    We compared 35 prepubertal girls, 9 artistic gymnasts and 13 rhythmic gymnasts with 13 nonphysically active controls to study the effect of gymnastics on bone and muscle mass. Lean mass, bone mineral content and areal density were measured by dual energy X-ray absorptiometry, and physical fitness was also assessed. The artistic gymnasts showed a delay in pubertal development compared to the other groups (partistic gymnasts had a 16 and 17 % higher aerobic power and anaerobic capacity, while the rhythmic group had a 14 % higher anaerobic capacity than the controls, respectively (all partistic gymnasts had higher lean mass (partistic and the rhythmic gymnasts (partistic group compared to the other groups. Lean mass strongly correlated with bone mineral content (r=0.84, partistic gymnastic participation is associated with delayed pubertal development, enhanced physical fitness, muscle mass, and bone density in prepubertal girls, eliciting a higher osteogenic stimulus than rhythmic gymnastic.

  6. [Effects of pamidronate disodium (Bonin) combined with chemotherapy on bone pain in multiple myeloma].

    Science.gov (United States)

    Leng, Yun; Chen, Shi-lun; Shi, Hong-zhi

    2002-10-01

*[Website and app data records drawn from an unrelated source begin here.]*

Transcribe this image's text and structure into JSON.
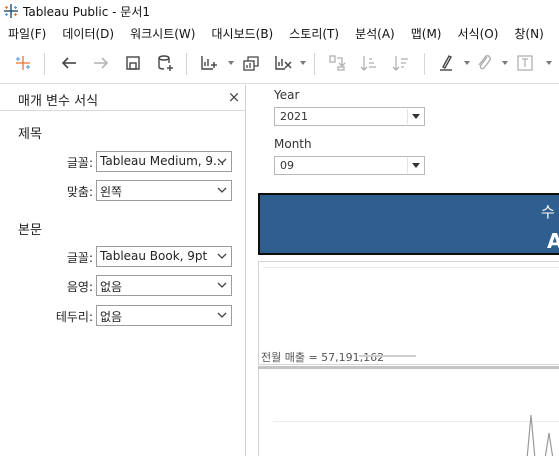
{
  "window": {
    "title": "Tableau Public - 문서1"
  },
  "menu": [
    "파일(F)",
    "데이터(D)",
    "워크시트(W)",
    "대시보드(B)",
    "스토리(T)",
    "분석(A)",
    "맵(M)",
    "서식(O)",
    "창(N)"
  ],
  "toolbar": {
    "icons": [
      "tableau-logo-icon",
      "undo-icon",
      "redo-icon",
      "save-icon",
      "new-data-source-icon",
      "new-worksheet-icon",
      "duplicate-sheet-icon",
      "clear-sheet-icon",
      "swap-icon",
      "sort-ascending-icon",
      "sort-descending-icon",
      "highlight-icon",
      "group-icon",
      "labels-icon"
    ]
  },
  "format_pane": {
    "title": "매개 변수 서식",
    "close": "×",
    "title_section": {
      "heading": "제목",
      "font_label": "글꼴:",
      "font_value": "Tableau Medium, 9...",
      "align_label": "맞춤:",
      "align_value": "왼쪽"
    },
    "body_section": {
      "heading": "본문",
      "font_label": "글꼴:",
      "font_value": "Tableau Book, 9pt",
      "shading_label": "음영:",
      "shading_value": "없음",
      "border_label": "테두리:",
      "border_value": "없음"
    }
  },
  "canvas": {
    "filter_year": {
      "label": "Year",
      "value": "2021"
    },
    "filter_month": {
      "label": "Month",
      "value": "09"
    },
    "banner": {
      "text": "수",
      "mark": "A",
      "color": "#2f5f8f"
    },
    "kpi_text": "전월 매출 = 57,191,162"
  }
}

    Objective. To evaluate the therapeutic effects of Disodium Pamidronate (Bonin) on bone pain in multiple myeloma. Method. 18 patients received only chemotherapy and 16 patients with addition of Bonin were compared. Result. The bone pain was significantly relieved both in chemotherapy alone group and in the combination group of Bonin with chemotherapy after treatment (P<0.01, as compared with before therapy). However, the effects of combination group were more dramatical than that of the other group (P<0.05). No obvious side-effects were observed except mild fever in one patient in the combination group. Conclusion. Bonin, as a safe and effective Bisphosphonates preparation, could relieve bone pain in multiple myeloma more effectively when combined with chemotherapy.

  7. The effects of boron supplementation of layer diets varying in calcium and phosphorus concentrations on performance, egg quality, bone strength and mineral constituents of serum, bone and faeces.

    Science.gov (United States)

    Küçükyilmaz, K; Erkek, R; Bozkurt, M

    2014-01-01

    1. A 2 × 3 factorial arrangement of treatments was used to investigate the effects of dietary calcium (Ca), phosphorus (P), and supplemental boron (B) (0, 75, and 150 mg/kg) on the performance, egg quality, bone strength, and mineral constituents in bone, serum and faeces. 2. A reduction by 18% in the dietary Ca-P concentration from the recommended levels for the hen strain reduced (P properties did not corroborate the hypothesis that B is a trace element playing an important role in mineral metabolism and bone strength through an interaction with Ca, P and Mg.

  8. Effect of local hemostatics on bone induction in rats: a comparative study of bone wax, fibrin-collagen paste, and bioerodible polyorthoester with and without gentamicin

    DEFF Research Database (Denmark)

    Solheim, E; Pinholt, E M; Bang, G

    1992-01-01

    Local hemostatics for osseous tissue should preferably be absorbable and biocompatible and should not inhibit osteogenesis. The tissue response and effect on demineralized bone-induced heterotopic osteogenesis in the abdominal muscle of 120 male Wistar rats by different local hemostatics were...... evaluated by light microscopy and 85Sr uptake analyses. Non-absorbable bone wax o